Althea joined Gaiscioch back in October of 2009 and has been here ever since with only a few month hiatus between Warhammer and Rift. As soon as she knew they were in Rift, she jumped ship to Faeblight and has followed them onward through every chapter since with a few side games thrown in for spice.
She has been an avid player of RPG style games since 1980 when she first played Dungeons and Dragons. Since then she has created her own tabletop gaming world used with various rule sets as D&D progressed. Once she could get online she played MUDs. Her MMO days started with Everquest and have moved through over a dozen games with some lasting only a month's time in her life and others going for years. She has tested several games from the perspective of a disabled gamer with hand issues due to her multiple sclerosis.

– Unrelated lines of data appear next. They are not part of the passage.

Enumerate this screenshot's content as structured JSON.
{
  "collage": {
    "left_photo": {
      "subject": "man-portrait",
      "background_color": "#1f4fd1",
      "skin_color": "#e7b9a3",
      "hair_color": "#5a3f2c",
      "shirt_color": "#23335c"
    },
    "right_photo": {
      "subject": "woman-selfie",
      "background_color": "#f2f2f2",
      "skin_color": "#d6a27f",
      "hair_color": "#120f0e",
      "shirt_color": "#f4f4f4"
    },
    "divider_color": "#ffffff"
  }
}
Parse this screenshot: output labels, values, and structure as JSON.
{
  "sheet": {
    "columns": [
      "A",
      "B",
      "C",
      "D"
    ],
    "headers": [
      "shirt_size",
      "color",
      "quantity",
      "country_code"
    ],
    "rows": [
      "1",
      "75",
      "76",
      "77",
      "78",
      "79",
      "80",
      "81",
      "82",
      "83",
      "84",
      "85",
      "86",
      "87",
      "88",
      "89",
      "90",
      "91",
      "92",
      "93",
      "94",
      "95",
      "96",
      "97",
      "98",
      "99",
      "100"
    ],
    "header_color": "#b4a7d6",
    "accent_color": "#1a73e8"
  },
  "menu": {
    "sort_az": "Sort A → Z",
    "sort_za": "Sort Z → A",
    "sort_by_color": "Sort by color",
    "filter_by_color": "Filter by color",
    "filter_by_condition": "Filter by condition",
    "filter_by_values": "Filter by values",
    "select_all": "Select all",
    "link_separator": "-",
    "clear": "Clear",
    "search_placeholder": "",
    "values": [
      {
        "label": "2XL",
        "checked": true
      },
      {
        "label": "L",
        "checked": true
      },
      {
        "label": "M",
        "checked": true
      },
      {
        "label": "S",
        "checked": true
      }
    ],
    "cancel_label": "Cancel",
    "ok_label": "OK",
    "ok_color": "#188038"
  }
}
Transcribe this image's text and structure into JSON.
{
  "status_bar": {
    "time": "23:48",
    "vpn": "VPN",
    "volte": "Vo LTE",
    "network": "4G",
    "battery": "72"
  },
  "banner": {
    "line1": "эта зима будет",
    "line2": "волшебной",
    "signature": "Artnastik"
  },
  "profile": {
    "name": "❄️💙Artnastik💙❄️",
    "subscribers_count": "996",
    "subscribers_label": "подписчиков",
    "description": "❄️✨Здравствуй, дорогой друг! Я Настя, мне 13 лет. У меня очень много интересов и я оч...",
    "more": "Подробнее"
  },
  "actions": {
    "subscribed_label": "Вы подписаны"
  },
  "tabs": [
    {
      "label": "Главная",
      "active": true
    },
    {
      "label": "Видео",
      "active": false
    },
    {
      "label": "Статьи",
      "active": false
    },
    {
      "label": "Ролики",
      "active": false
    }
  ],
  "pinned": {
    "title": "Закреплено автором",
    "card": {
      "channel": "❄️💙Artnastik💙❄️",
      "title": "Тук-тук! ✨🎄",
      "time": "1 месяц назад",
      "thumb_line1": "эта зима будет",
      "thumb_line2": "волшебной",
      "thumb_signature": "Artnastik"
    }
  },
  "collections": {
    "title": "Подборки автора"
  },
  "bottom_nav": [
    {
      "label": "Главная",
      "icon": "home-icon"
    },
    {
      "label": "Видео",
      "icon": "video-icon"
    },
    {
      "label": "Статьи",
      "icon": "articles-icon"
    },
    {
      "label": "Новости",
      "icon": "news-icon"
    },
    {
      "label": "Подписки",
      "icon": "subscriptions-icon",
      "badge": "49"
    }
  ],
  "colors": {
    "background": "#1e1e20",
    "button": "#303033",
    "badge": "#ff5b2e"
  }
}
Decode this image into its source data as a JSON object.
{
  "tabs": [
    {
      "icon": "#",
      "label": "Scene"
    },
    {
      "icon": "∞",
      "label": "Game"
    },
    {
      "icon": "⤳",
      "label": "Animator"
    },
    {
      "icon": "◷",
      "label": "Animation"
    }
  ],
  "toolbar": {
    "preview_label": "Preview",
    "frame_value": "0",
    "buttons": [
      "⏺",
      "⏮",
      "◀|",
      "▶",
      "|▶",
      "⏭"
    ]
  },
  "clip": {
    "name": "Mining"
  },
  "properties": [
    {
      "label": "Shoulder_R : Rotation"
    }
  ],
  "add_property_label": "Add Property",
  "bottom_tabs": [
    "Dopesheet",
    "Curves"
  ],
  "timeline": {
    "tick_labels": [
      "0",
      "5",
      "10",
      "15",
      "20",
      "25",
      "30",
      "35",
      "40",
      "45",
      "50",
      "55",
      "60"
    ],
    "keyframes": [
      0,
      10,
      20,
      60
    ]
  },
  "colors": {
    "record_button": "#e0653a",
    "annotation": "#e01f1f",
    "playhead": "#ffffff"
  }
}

When not writing about or playing games, she can be found writing novels, reading and doing various art projects. She also writes items based on her faith and is working on publishing a novel. She also does editing for a gaming developer.